Desires, in our modern parlance, were known by the ancients as the “passions.” Interestingly, the word for “passion” comes from a root that means to “suffer.” These universal experiences of longing, imagination, craving, and the like, were seen as alien to our well-being and afflictions to be moderated and even silenced. In Orthodox tradition, there is a goal, expressed in Greek as “apatheia” (“passionlessness”). Yes, that’s our word “apathy.” It does not mean “not caring,” but being free from the bondage of the ever-nagging sound of desires hounding our lives.

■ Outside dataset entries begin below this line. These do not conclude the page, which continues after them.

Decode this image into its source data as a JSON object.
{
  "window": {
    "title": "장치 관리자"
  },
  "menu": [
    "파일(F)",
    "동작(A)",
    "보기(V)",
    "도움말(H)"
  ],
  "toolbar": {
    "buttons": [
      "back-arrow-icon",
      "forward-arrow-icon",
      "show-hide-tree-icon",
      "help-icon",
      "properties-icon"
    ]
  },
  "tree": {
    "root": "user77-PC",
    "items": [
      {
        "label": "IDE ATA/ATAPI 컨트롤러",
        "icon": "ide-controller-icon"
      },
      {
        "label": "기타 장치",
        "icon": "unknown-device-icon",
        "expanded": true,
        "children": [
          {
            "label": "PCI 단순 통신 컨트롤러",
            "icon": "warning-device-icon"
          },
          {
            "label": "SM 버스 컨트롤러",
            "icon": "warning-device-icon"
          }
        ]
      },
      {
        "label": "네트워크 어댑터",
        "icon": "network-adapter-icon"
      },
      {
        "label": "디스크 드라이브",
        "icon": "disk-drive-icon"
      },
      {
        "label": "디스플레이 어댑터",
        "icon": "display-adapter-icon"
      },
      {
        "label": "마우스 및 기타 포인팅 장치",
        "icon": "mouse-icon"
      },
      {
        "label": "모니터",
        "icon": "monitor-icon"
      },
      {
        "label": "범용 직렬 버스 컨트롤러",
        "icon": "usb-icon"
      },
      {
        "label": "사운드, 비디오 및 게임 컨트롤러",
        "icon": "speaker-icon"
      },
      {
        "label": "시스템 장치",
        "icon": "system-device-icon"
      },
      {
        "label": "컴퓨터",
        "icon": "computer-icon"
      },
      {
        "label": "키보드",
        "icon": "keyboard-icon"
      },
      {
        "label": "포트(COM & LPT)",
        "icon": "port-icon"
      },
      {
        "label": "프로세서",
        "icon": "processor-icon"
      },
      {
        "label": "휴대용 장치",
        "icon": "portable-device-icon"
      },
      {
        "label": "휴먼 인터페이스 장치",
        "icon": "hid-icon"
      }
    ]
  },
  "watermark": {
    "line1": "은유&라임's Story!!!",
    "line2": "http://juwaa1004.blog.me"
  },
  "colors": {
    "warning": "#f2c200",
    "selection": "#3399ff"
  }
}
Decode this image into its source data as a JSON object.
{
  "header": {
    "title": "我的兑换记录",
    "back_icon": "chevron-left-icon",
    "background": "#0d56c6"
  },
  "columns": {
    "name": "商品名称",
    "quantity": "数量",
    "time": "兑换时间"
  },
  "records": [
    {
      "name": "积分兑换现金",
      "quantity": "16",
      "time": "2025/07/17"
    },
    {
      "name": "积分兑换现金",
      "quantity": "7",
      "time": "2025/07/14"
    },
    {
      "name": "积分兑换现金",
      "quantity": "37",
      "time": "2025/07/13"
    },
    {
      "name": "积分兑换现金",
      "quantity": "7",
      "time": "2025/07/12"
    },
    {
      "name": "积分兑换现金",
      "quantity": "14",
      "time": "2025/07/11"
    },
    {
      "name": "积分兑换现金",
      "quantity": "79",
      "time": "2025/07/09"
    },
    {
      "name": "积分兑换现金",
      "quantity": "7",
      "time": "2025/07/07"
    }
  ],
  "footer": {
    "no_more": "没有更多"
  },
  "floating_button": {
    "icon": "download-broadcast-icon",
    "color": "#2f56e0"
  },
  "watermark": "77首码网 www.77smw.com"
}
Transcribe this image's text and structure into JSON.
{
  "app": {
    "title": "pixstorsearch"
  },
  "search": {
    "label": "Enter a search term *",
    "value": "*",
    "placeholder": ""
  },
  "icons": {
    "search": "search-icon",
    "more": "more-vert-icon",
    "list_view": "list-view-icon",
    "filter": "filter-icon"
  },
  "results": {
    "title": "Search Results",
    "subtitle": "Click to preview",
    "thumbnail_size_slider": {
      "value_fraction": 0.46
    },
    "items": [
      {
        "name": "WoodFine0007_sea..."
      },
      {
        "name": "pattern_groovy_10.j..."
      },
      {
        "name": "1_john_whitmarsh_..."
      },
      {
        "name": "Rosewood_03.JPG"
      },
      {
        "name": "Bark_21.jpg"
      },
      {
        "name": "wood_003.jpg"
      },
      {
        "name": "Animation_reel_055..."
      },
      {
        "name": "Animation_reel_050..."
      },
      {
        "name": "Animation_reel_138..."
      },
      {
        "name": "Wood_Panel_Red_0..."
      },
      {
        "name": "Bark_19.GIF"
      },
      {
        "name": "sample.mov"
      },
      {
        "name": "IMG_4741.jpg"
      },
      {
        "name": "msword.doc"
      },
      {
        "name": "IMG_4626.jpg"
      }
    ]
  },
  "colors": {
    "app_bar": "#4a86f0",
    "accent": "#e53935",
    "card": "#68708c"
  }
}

Our consumerist culture is … intentionally designed to nurture the passions. Indeed, it is structured in such a way that the failure of the passions would result in financial ruin. We live in a world that cannot exist unless we are all governed by our passions. To be an Orthodox Christian inevitably sets you on a collision course with the culture. Everything within our daily lives, indeed, a major portion of our opinions and thoughts are all the result of the reign of our passions. This has become such a dominant force in our lives that it is accurate to say that we imagine our passions to actually constitute our identity. That is a lie.

Fr. Stephen Freeman, From Desire to Necessity